Buganda kingdom’s name is derived from the local language noun obuganda, which means bundles of stalks piled, wrapped or tied together.
One bundle is called omuganda or akaganda when it is small, which then translates to obuganda in plural. Stalks or sticks or logs can be collected together for ease of conveyance, mostly by carrying on the head in the traditional fashion. Hopefully, I don’t mess up the literature but fairly that is it.
There is a saying,”one by one makes a bundle”. When somebody needs to light a huge fire, they collect one stalk at a time till they have all they need for fuel.
Buganda can easily act from its cultural name to “light as many fires” as context requires by bringing together the effort of its people without limit, unless the institution prefers limited capacity and unfinished business.
Kingdoms aren’t meant to be for prestige purposes. They are supposed to act as an identity and unifying factor for their people. Each Muganda is a ‘stalk’ in the bundle that makes up the whole Buganda.
The founders of Buganda were extremely wise in how they baptized their dominion and must be immortalized by way of practicing what they envisioned.
Back then, it is said that whenever the kingdom was going on a military expedition, it was compulsory for all able-bodied men to go along with the king, failure of which one would be put to death when the fighting party returned.
The kingdom also collected taxes which were not optional. Everybody knew where tax revenue went. Today, Buganda doesn’t collect taxes, yet the institution has development programmes. It’s at such times that the ‘one by one’ principle is most handy to empower business and facilitate activities.
In modern times where Buganda has no mandate to collect revenue directly as in the olden days, it takes the willing to help fill the financial gap. People should not feel compelled to give into any cause if they have no means to contribute. The kingdom and its officials haven’t announced sanctions on anybody.
The only existing pressure is social and for those with political ambitions, they may want to make an impression to appease their ancestors and voters. Still it is a choice. Besides ongoing efforts to restore the gutted tombs at Kasubi, the initiative can go places.
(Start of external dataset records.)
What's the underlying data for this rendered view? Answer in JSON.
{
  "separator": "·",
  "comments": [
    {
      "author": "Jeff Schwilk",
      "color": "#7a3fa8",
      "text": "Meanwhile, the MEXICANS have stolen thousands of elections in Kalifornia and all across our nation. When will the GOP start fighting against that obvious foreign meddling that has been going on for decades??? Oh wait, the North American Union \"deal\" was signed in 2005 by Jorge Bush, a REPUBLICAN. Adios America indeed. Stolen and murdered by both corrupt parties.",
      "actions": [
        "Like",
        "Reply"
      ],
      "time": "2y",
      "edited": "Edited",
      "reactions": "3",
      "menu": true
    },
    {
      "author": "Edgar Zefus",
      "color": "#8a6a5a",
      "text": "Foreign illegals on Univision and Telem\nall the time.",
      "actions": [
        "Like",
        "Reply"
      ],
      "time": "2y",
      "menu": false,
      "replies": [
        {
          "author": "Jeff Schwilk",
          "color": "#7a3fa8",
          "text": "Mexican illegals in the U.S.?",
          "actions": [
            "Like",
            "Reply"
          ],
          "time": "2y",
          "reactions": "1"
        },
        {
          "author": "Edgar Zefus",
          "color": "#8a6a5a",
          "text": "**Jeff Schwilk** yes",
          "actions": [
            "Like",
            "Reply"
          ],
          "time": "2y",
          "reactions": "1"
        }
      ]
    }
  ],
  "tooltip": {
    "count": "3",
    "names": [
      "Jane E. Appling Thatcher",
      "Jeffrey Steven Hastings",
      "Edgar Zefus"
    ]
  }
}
The backlash from those questioning the motive of those behind the ongoing fundraising drive is momentary in as far as justifying the cause is concerned. Transparency and accountability issues are expected wherever public funds are concerned.
The ettoffaali drive, being the first of its kind, should be done in such a way as to deliver maximum results to encourage future contributions. Projects that benefit the common man should be put on the to-do-list. No one should freely collect millions from the public for the benefit of just one section of the society.
If today it is ettoffaali (brick) being gathered, next it could be a hoe (enkumbi) to open up a large-scale agricultural operation, omutayimbwa (iron bar) to put up a hospital, school or stadium, or omupiira (tyre) to open up a transport company, for example. I have heard of talk of Buganda Airlines. That would require a, really, willing and generous generation of subjects.
Other dominions outside Buganda can copy the example. They shouldn’t wait for disasters to jolt them first. The problem is that people tend to have less of the spirit of generosity. They only give when a tragedy occurs. We need teamwork with both moral and material support. Indeed, non-Baganda have also willingly donated to the masiro cause.
Such fundraising is, in reality, a model for wealth creation, which should be replicated to other ventures, especially the productive ones. Other than revenue from taxes, the national coffers, too, could do with peripheral support from mass donations of the willing. Programmes to which such drives can be dedicated need not be named. Patriots need not be coerced or overtly begged.
The author is a member of the Commonwealth Writers Group.
Source : The Observer